Additional Note: *-Climate models are not weather forecast models. They do not forecast the atmosphere using initial conditions, but take a climate state (for example, our current climate) and adjust “forcings” on the climate system (carbon dioxide emissions for example). The effect of these changes to “boundary conditions” over time are interpreted for land, sea, the cryosphere and (for Earth System models), the biosphere. Global climate is based on thermodynamic and hydrologic balances which will look for equilibrium when changes to a part of the system are applied. (For more on climate models you can see this webinar by Research Meteorologist Keith Dixon of NOAA’s Geophysical Fluid Dynamics Laboratory for Climate Central).

References (links are PDFs):

#1 – Bell et al. (2013)

#2 – Murakami et al. (2011)

#3 – Wang and Wu. (2013)

#4 –  Sobel et al. (2016)

#5 – Cheng-lin et al. (2016)

#6 – Murakami et al. (2015)

#7 – Knutson et al. (2013)

#8 – Jevrejeva et al. (2016)

#9 – Kishtawal et al. (2012)

#10 – Emanual (2005)

—Meteorologist Nick Humphrey

Update on Hurricane Maria (2:30 pm EDT). High winds and flooding rains impacting Puerto Rico.

Hurricane Maria is beginning to emerge from the island of Puerto Rico after the center made landfall 8 1/2 hrs ago as a Category 4 storm with max winds of 155 mph (Cat 5 is 156+ so catastrophic wind speeds occurred). 

The hurricane is now a Category 3 storm with 115 mph sustained winds and gusts over 130 mph near the center.
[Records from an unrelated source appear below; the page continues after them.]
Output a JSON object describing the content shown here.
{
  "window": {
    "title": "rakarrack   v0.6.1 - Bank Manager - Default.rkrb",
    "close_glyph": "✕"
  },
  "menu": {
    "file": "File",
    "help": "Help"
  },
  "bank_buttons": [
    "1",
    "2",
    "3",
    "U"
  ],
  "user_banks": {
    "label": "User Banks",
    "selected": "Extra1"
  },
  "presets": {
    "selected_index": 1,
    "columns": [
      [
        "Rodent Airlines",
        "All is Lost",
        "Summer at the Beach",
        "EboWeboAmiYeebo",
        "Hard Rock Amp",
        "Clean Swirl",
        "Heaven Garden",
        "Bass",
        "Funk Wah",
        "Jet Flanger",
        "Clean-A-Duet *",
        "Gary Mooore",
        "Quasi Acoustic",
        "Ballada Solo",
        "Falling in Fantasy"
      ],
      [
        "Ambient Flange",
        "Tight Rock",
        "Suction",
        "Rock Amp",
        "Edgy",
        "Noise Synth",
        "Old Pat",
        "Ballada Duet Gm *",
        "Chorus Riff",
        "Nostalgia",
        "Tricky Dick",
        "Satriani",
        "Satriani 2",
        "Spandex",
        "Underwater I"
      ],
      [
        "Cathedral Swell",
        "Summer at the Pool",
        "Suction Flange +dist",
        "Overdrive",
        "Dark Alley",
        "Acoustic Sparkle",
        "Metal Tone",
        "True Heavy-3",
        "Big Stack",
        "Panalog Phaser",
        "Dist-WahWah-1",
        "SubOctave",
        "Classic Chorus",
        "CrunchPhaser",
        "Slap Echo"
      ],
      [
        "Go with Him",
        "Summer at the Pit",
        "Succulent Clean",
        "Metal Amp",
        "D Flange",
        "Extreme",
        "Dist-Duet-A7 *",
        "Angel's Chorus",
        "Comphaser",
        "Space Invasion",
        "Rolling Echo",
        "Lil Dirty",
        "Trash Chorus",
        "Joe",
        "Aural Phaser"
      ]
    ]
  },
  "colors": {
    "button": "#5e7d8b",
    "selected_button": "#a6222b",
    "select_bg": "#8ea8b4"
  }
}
Damaging winds and torrential flooding rains will continue for the rest of the afternoon as the system continues to push out into open ocean water.


Most computer models indicate the system should remain offshore the United States as it moves north in a weakness in the upper level higher pressure field caused by the presence of Tropical Storm Jose offshore the Mid-Atlantic and southern New England.

 
The crucial timing to be rid of Maria forever will be the approach of a significant upper level trough of low pressure from the Midwest midweek next week to “kick” the dying hurricane out to sea. Most models show this connection keeping the system offshore being, however there is higher variability in the track after Monday which could bring the system closer to shore than expected. Currently, I feel direct impacts…the tropical storm force wind field and significant rain bands…will likely (66%+ probability) stay offshore. But potential variability makes the situation worth watching closely. 

Regardless, high surf and rip currents (currents which pull water offshore and make swimming dangerous) are likely by early next week. The system will also be weaker offshore the East Coast thanks to less intense sea surface temperatures and increasing vertical wind shear from mid-latitude winds.

In the meantime, direct impacts from a Cat 3-4 storm are likely for north coast of the Dominican Republic, the Turks and Caicos Islands and the southern Bahamas. Hurricane warnings are in effect for all these areas. 

–Meteorologist Nick Humphrey

Update on Hurricane Maria (9:25 am EDT). Catastrophic flash flood/violent wind event ongoing.

Maria made landfall as a powerful Category 4 storm near Yabucoa, PR with maximum sustained winds of 155 mph and minimum central pressure of 917 millibars (at 6:35 am EDT). The hurricane continues to move across the island delivering destructive hurricane force winds and torrential amounts of rain leading to massive flash flooding (including 5-7 inch/hr rainfall rates).

The storm currently has max winds of 145 mph. 

River gauges across PR are rising incredibly fast from the high rainfall rates:


Radar near time of landfall (currently offline):

Update on Hurricane Maria (6:30 am EDT)

#Maria is making landfall in eastern Puerto Rico as a Category 4 Hurricane with maximum sustained winds of 155 mph. Gusts of 160+ are likely in progress over northeast coast of PR. Catastrophic weather conditions will continue to spread across the island over the next couple of hours. 

Terrible situation for the 3.5 million people hunkering down this morning. 

PR Radar failed just before 6 am EDT. More inbound winds of 155 mph or higher as eyewall moved over radar site (which is in elevated terrain and winds likely much stronger).